- Work instructions
Beneath this task is a listing. State how many of its lines include the string "JSON", giving nothing but the number.

- Task material

··········

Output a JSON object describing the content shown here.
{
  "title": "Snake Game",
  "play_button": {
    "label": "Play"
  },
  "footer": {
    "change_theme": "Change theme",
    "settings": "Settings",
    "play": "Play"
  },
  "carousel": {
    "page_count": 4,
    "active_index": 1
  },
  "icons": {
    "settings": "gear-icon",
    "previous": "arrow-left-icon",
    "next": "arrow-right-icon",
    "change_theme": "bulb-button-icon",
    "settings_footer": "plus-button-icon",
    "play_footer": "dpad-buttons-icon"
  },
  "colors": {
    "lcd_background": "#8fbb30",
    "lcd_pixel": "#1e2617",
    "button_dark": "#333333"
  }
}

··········

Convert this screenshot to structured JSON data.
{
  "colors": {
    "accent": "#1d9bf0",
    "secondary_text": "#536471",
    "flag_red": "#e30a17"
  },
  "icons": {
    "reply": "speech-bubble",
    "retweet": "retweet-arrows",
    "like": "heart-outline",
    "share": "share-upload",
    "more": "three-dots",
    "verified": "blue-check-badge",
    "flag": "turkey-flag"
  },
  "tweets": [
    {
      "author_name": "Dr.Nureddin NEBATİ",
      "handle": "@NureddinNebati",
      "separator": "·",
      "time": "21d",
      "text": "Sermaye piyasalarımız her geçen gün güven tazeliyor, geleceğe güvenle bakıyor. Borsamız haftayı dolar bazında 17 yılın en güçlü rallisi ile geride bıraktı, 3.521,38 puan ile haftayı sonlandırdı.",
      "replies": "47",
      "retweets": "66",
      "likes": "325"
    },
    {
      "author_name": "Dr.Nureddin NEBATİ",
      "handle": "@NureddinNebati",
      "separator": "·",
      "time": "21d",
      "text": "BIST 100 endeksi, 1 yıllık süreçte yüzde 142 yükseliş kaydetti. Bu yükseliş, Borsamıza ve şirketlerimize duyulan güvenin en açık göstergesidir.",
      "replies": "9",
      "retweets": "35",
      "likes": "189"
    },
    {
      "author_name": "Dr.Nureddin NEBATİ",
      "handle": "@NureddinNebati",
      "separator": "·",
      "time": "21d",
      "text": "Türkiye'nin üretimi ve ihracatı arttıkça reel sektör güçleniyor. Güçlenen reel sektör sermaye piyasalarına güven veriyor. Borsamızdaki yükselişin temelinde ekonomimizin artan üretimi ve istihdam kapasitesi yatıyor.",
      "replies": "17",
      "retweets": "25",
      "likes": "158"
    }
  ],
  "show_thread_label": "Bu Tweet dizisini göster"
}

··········

- Task result
2